[Data records for software interfaces]
◆ ◆ ◆

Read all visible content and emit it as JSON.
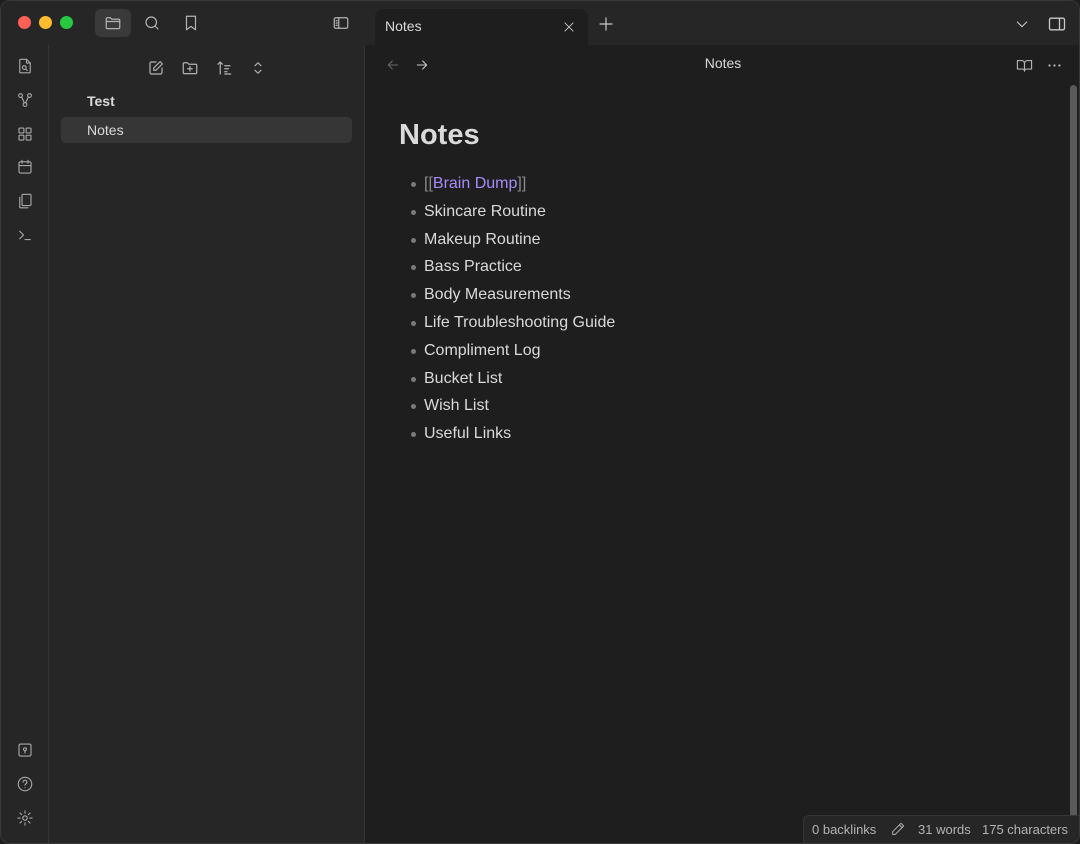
{
  "tab": {
    "title": "Notes"
  },
  "view": {
    "title": "Notes"
  },
  "file_tree": [
    {
      "label": "Test",
      "bold": true
    },
    {
      "label": "Notes",
      "selected": true
    }
  ],
  "note": {
    "title": "Notes",
    "link": {
      "open": "[[",
      "text": "Brain Dump",
      "close": "]]"
    },
    "items": [
      "Skincare Routine",
      "Makeup Routine",
      "Bass Practice",
      "Body Measurements",
      "Life Troubleshooting Guide",
      "Compliment Log",
      "Bucket List",
      "Wish List",
      "Useful Links"
    ]
  },
  "status": {
    "backlinks": "0 backlinks",
    "words": "31 words",
    "characters": "175 characters"
  },
  "icons": {
    "titlebar": [
      "folder-icon",
      "search-icon",
      "bookmark-icon",
      "sidebar-toggle-icon"
    ],
    "ribbon": [
      "open-quick-switcher-icon",
      "graph-view-icon",
      "canvas-icon",
      "daily-note-icon",
      "templates-icon",
      "command-palette-icon",
      "vault-icon",
      "help-icon",
      "settings-icon"
    ],
    "sidebar_toolbar": [
      "new-note-icon",
      "new-folder-icon",
      "sort-icon",
      "collapse-icon"
    ]
  },
  "colors": {
    "accent_link": "#a88bfa",
    "background": "#1e1e1e",
    "panel": "#262626"
  }
}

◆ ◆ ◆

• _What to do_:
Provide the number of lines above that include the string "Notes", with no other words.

• _The completed task_:
4